5/16/2013 4:14:00 PM North Branch Council hears P.D. support and accepts audit
by DENISE MARTIN
Several citizens used the public microphone portion at the start of the North Branch City Council meeting to continue to stress the council should not be looking into dissolving North Branch’s police department. During recent council meetings people have thrown their support behind the department and asked council to reconsider what is perceived as a behind-the-scenes attempt to contract with the sheriff for policing. Monday night a retired Chief of Police, Doug Brown, took his turn. Brown said it was stressful to coordinate a department start-up when he came to North Branch years ago when the local department was being organized. He cautioned council that eliminating the police department just creates more expenses down the road when police will certainly need to be provided as the city grows.
“When so many people are supporting what you have, you should listen to them,” he advised. Council has not recorded a vote on investigating dissolution of the department. Council has discussed the department as a line item budget reduction measure in informal work sessions. Reportedly there is a “Request for Proposals” that has been forwarded to the sheriff seeking cost estimates to contract with the county for North Branch’s law enforcement. Citizen Mic Dahlberg asked who authorized this action and when? He wondered if this is an example of “...the mayor’s call for transparency in government.” Cities don’t reduce budgets by eliminating “essential services,” Dahlberg stated. Stacy Johnstone, who is employed by the school district, noted that the police resource officer’s services at the school sites are invaluable and said the department “...is one of the good things we’ve got going” in the city. A resident suggested council look into projects that will bring revenue into the city, and suggested a “solar energy farm” on vacant land the city owns.

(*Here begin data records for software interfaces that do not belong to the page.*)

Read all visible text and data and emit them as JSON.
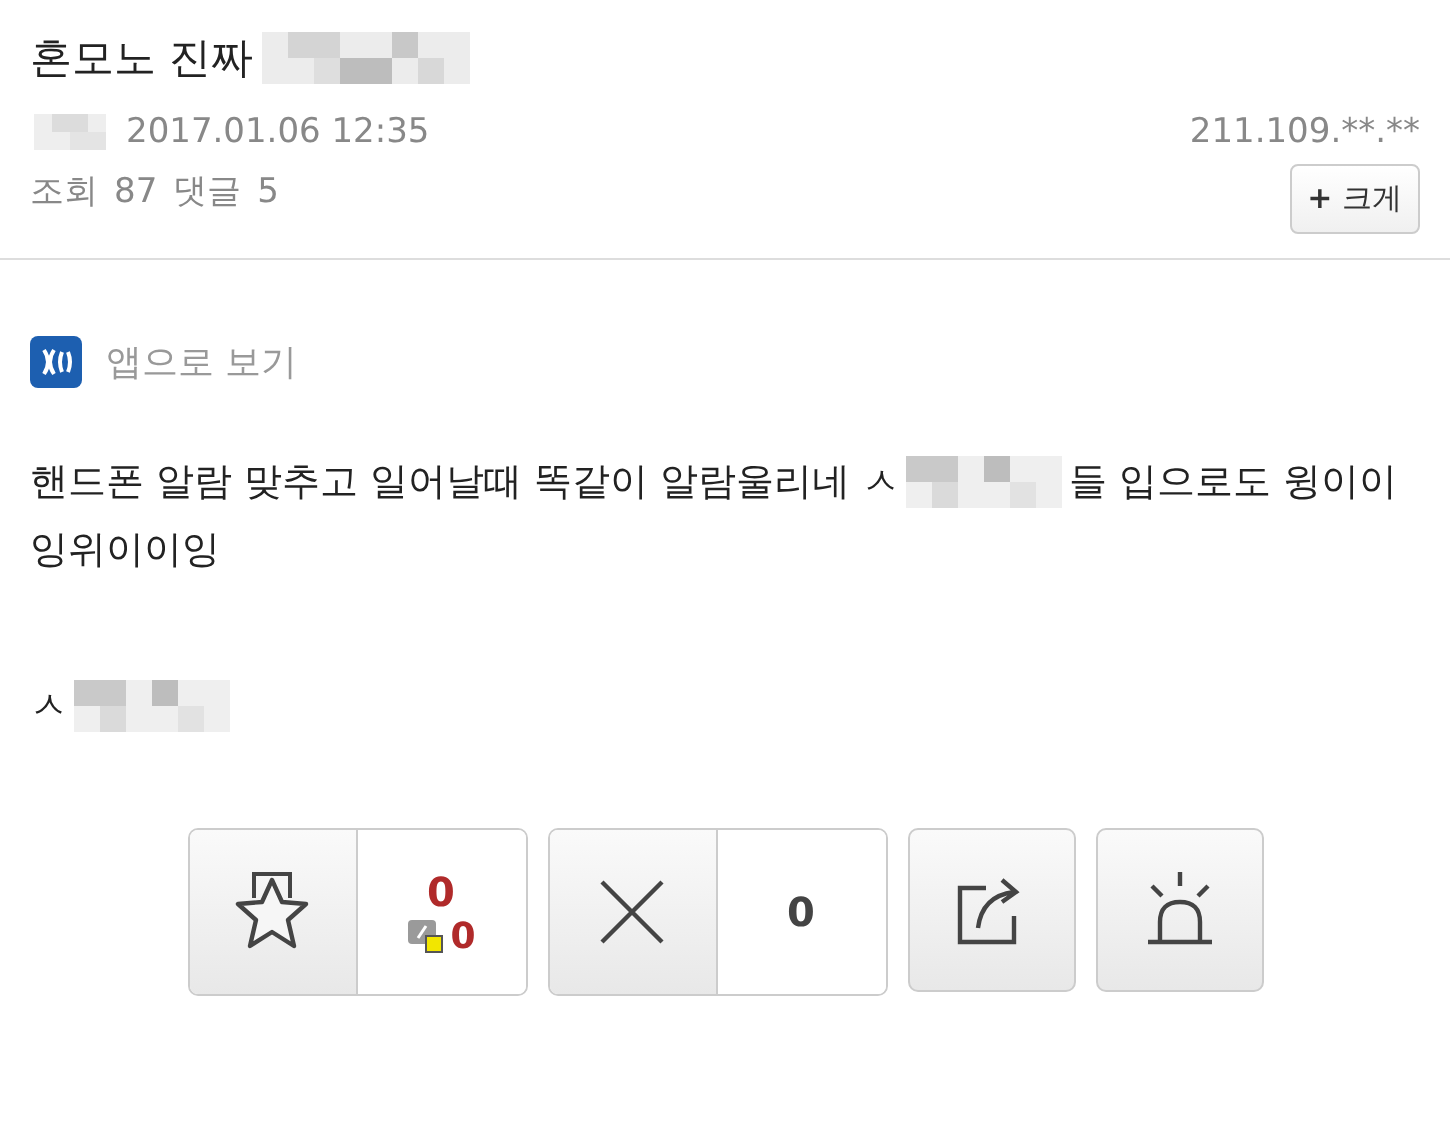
{
  "post": {
    "title": "혼모노 진짜",
    "date": "2017.01.06 12:35",
    "ip": "211.109.**.**",
    "views_label": "조회",
    "views": "87",
    "comments_label": "댓글",
    "comments": "5",
    "zoom_icon": "+",
    "zoom_label": "크게"
  },
  "app_link": {
    "label": "앱으로 보기"
  },
  "body": [
    [
      [
        {
          "kind": "text",
          "text": "핸드폰 알람 맞추고 일어날때 똑같이 알람울리네 ㅅ"
        },
        {
          "kind": "mosaic"
        },
        {
          "kind": "text",
          "text": "들 입으로도 윙이이"
        }
      ],
      [
        {
          "kind": "text",
          "text": "잉위이이잉"
        }
      ]
    ],
    [
      [
        {
          "kind": "text",
          "text": "ㅅ"
        },
        {
          "kind": "mosaic"
        }
      ]
    ]
  ],
  "actions": {
    "recommend": "0",
    "fixed_recommend": "0",
    "not_recommend": "0"
  }
}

Another citizen said when developers or commercial projects are looking for sites, North Branch not having a local police presence will be viewed as a detriment and hurt the city’s desireability. Council takes input during open forum and doesn’t respond to specific issues directly. Mayor Ron Lindquist thanked everybody for their comments and added no new information. In other business council accepted the 2012 audit done by CliftonLarsonAllen. Highlights include the city’s carryover into 2013 being described as acceptable, but not exemplary. Going into this year the city was “in the bullseye” but not in the center of the target, was the way CliftonLarsonAllen partner Doug Host presented it. Host said this was the firm’s first time auditing North Branch and he spoke highly of the financial records-keeping and city staff preparedness and cooperation.
The liquor store is experiencing “consistent” financial performance and in 2012 transferred $128,000 into the general fund. Gross profit percentages are better than Minnesota muni averages. Mayor Lindquist asked for net profit detail and Host said he can provide that to staff. The balancing act between revenues and expenses has seen the city cut general fund expenditures from $3.6 million in 2009, to a little over $3.1 million in 2012. The city has to watch its sewer fund operations, which showed a negative cash flow of $261,594. The stormwater fund also saw its greatest net loss before transfers in four years, the audit reported. Host said many cities are not keeping up with infrastructure financials during this lean economic growth period, but it isn’t wise. The only other revenue option is selling bonding. Council took proposals from law firms to act as city attorney and voted unanimously to hire Rupp Anderson Squires, effective July 1.
Council member Theresa Furman abstained saying she has a personal relationship with one of the firms interviewed. An ordinance allowing keeping chickens and ducks was adopted, with Council member Trent Jensen the only no vote. Council will get a report at the end of the first year of this being effective to review how this is working and if there are complaints resulting. Conditions include no “free range” on parcels of less than 10 acres, and chicken coop location restrictions. Please check with city hall for details.